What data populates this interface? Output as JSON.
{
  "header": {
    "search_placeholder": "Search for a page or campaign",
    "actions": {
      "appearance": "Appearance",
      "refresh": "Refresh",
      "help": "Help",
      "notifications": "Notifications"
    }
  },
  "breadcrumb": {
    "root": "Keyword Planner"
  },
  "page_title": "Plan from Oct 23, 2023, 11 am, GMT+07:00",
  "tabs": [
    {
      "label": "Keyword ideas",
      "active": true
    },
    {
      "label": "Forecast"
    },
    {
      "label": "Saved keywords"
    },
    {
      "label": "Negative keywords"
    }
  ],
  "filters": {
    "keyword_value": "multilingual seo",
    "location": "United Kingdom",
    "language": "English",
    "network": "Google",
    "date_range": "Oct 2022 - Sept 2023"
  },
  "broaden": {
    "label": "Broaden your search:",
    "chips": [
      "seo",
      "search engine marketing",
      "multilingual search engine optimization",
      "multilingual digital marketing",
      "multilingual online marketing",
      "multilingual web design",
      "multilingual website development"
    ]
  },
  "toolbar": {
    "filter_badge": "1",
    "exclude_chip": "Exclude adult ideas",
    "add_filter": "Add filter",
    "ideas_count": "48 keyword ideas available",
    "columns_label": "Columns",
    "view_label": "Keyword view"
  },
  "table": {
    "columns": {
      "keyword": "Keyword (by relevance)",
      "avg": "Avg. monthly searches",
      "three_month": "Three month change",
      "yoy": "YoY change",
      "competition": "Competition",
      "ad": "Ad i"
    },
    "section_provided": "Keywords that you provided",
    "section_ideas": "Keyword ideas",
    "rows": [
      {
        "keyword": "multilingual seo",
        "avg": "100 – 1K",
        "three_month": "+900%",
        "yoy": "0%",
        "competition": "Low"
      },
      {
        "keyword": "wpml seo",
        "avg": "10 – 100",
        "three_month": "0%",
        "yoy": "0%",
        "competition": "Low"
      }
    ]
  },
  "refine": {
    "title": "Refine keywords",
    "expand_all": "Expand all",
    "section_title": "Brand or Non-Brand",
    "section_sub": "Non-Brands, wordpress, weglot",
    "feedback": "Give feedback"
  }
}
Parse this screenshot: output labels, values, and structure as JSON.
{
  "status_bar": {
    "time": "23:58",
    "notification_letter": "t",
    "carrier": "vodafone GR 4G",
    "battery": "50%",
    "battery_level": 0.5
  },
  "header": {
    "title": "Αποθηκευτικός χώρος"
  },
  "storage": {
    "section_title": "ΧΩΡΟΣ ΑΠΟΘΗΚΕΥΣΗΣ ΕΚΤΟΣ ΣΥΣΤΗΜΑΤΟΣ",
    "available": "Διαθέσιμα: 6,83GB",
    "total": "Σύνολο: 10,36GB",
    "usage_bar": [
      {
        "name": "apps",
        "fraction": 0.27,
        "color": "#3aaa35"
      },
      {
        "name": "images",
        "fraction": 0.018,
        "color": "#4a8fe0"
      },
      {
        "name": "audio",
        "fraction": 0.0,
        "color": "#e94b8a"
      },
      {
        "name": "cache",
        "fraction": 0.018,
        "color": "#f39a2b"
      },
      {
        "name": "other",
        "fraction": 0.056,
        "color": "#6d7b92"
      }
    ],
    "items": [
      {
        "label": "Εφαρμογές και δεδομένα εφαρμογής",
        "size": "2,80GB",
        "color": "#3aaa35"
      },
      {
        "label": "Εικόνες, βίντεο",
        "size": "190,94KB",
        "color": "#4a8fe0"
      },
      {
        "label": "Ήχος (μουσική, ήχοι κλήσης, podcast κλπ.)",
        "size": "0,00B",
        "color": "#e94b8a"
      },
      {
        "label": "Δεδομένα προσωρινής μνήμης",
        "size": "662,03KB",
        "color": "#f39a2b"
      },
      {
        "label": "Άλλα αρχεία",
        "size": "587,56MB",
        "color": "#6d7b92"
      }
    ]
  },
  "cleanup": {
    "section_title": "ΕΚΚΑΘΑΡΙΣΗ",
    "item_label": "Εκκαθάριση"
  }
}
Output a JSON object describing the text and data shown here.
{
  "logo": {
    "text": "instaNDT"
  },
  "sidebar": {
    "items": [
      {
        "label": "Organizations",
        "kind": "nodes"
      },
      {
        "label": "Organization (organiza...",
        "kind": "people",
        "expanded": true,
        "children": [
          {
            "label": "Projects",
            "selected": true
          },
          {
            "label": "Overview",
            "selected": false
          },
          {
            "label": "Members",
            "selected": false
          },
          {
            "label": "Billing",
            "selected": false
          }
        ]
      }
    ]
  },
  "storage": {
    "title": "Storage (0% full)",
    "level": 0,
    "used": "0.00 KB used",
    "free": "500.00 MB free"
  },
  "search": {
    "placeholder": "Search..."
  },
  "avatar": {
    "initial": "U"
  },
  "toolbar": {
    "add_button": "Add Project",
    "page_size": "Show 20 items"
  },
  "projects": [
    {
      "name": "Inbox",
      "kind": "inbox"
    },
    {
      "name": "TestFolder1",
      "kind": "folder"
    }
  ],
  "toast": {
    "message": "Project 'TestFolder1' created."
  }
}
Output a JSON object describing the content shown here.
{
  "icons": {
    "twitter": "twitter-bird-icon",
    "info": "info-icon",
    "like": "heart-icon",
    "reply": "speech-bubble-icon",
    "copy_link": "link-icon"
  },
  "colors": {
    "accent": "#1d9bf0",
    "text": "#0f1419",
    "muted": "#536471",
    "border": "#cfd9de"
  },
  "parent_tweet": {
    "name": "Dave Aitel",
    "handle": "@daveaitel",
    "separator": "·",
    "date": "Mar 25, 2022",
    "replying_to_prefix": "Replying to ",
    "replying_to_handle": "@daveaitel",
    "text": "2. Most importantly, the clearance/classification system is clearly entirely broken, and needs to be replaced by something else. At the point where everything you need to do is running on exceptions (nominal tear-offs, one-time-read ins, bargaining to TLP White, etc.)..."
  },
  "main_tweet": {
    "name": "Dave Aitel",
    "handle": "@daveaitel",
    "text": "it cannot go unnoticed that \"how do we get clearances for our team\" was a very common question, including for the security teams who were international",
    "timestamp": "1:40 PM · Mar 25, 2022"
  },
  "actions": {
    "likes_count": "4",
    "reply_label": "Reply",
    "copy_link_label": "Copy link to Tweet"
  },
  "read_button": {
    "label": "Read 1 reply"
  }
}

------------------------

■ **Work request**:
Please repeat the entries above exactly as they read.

■ **Answer**:
What data populates this interface? Output as JSON.
{
  "header": {
    "search_placeholder": "Search for a page or campaign",
    "actions": {
      "appearance": "Appearance",
      "refresh": "Refresh",
      "help": "Help",
      "notifications": "Notifications"
    }
  },
  "breadcrumb": {
    "root": "Keyword Planner"
  },
  "page_title": "Plan from Oct 23, 2023, 11 am, GMT+07:00",
  "tabs": [
    {
      "label": "Keyword ideas",
      "active": true
    },
    {
      "label": "Forecast"
    },
    {
      "label": "Saved keywords"
    },
    {
      "label": "Negative keywords"
    }
  ],
  "filters": {
    "keyword_value": "multilingual seo",
    "location": "United Kingdom",
    "language": "English",
    "network": "Google",
    "date_range": "Oct 2022 - Sept 2023"
  },
  "broaden": {
    "label": "Broaden your search:",
    "chips": [
      "seo",
      "search engine marketing",
      "multilingual search engine optimization",
      "multilingual digital marketing",
      "multilingual online marketing",
      "multilingual web design",
      "multilingual website development"
    ]
  },
  "toolbar": {
    "filter_badge": "1",
    "exclude_chip": "Exclude adult ideas",
    "add_filter": "Add filter",
    "ideas_count": "48 keyword ideas available",
    "columns_label": "Columns",
    "view_label": "Keyword view"
  },
  "table": {
    "columns": {
      "keyword": "Keyword (by relevance)",
      "avg": "Avg. monthly searches",
      "three_month": "Three month change",
      "yoy": "YoY change",
      "competition": "Competition",
      "ad": "Ad i"
    },
    "section_provided": "Keywords that you provided",
    "section_ideas": "Keyword ideas",
    "rows": [
      {
        "keyword": "multilingual seo",
        "avg": "100 – 1K",
        "three_month": "+900%",
        "yoy": "0%",
        "competition": "Low"
      },
      {
        "keyword": "wpml seo",
        "avg": "10 – 100",
        "three_month": "0%",
        "yoy": "0%",
        "competition": "Low"
      }
    ]
  },
  "refine": {
    "title": "Refine keywords",
    "expand_all": "Expand all",
    "section_title": "Brand or Non-Brand",
    "section_sub": "Non-Brands, wordpress, weglot",
    "feedback": "Give feedback"
  }
}
Parse this screenshot: output labels, values, and structure as JSON.
{
  "status_bar": {
    "time": "23:58",
    "notification_letter": "t",
    "carrier": "vodafone GR 4G",
    "battery": "50%",
    "battery_level": 0.5
  },
  "header": {
    "title": "Αποθηκευτικός χώρος"
  },
  "storage": {
    "section_title": "ΧΩΡΟΣ ΑΠΟΘΗΚΕΥΣΗΣ ΕΚΤΟΣ ΣΥΣΤΗΜΑΤΟΣ",
    "available": "Διαθέσιμα: 6,83GB",
    "total": "Σύνολο: 10,36GB",
    "usage_bar": [
      {
        "name": "apps",
        "fraction": 0.27,
        "color": "#3aaa35"
      },
      {
        "name": "images",
        "fraction": 0.018,
        "color": "#4a8fe0"
      },
      {
        "name": "audio",
        "fraction": 0.0,
        "color": "#e94b8a"
      },
      {
        "name": "cache",
        "fraction": 0.018,
        "color": "#f39a2b"
      },
      {
        "name": "other",
        "fraction": 0.056,
        "color": "#6d7b92"
      }
    ],
    "items": [
      {
        "label": "Εφαρμογές και δεδομένα εφαρμογής",
        "size": "2,80GB",
        "color": "#3aaa35"
      },
      {
        "label": "Εικόνες, βίντεο",
        "size": "190,94KB",
        "color": "#4a8fe0"
      },
      {
        "label": "Ήχος (μουσική, ήχοι κλήσης, podcast κλπ.)",
        "size": "0,00B",
        "color": "#e94b8a"
      },
      {
        "label": "Δεδομένα προσωρινής μνήμης",
        "size": "662,03KB",
        "color": "#f39a2b"
      },
      {
        "label": "Άλλα αρχεία",
        "size": "587,56MB",
        "color": "#6d7b92"
      }
    ]
  },
  "cleanup": {
    "section_title": "ΕΚΚΑΘΑΡΙΣΗ",
    "item_label": "Εκκαθάριση"
  }
}
Output a JSON object describing the text and data shown here.
{
  "logo": {
    "text": "instaNDT"
  },
  "sidebar": {
    "items": [
      {
        "label": "Organizations",
        "kind": "nodes"
      },
      {
        "label": "Organization (organiza...",
        "kind": "people",
        "expanded": true,
        "children": [
          {
            "label": "Projects",
            "selected": true
          },
          {
            "label": "Overview",
            "selected": false
          },
          {
            "label": "Members",
            "selected": false
          },
          {
            "label": "Billing",
            "selected": false
          }
        ]
      }
    ]
  },
  "storage": {
    "title": "Storage (0% full)",
    "level": 0,
    "used": "0.00 KB used",
    "free": "500.00 MB free"
  },
  "search": {
    "placeholder": "Search..."
  },
  "avatar": {
    "initial": "U"
  },
  "toolbar": {
    "add_button": "Add Project",
    "page_size": "Show 20 items"
  },
  "projects": [
    {
      "name": "Inbox",
      "kind": "inbox"
    },
    {
      "name": "TestFolder1",
      "kind": "folder"
    }
  ],
  "toast": {
    "message": "Project 'TestFolder1' created."
  }
}
Output a JSON object describing the content shown here.
{
  "icons": {
    "twitter": "twitter-bird-icon",
    "info": "info-icon",
    "like": "heart-icon",
    "reply": "speech-bubble-icon",
    "copy_link": "link-icon"
  },
  "colors": {
    "accent": "#1d9bf0",
    "text": "#0f1419",
    "muted": "#536471",
    "border": "#cfd9de"
  },
  "parent_tweet": {
    "name": "Dave Aitel",
    "handle": "@daveaitel",
    "separator": "·",
    "date": "Mar 25, 2022",
    "replying_to_prefix": "Replying to ",
    "replying_to_handle": "@daveaitel",
    "text": "2. Most importantly, the clearance/classification system is clearly entirely broken, and needs to be replaced by something else. At the point where everything you need to do is running on exceptions (nominal tear-offs, one-time-read ins, bargaining to TLP White, etc.)..."
  },
  "main_tweet": {
    "name": "Dave Aitel",
    "handle": "@daveaitel",
    "text": "it cannot go unnoticed that \"how do we get clearances for our team\" was a very common question, including for the security teams who were international",
    "timestamp": "1:40 PM · Mar 25, 2022"
  },
  "actions": {
    "likes_count": "4",
    "reply_label": "Reply",
    "copy_link_label": "Copy link to Tweet"
  },
  "read_button": {
    "label": "Read 1 reply"
  }
}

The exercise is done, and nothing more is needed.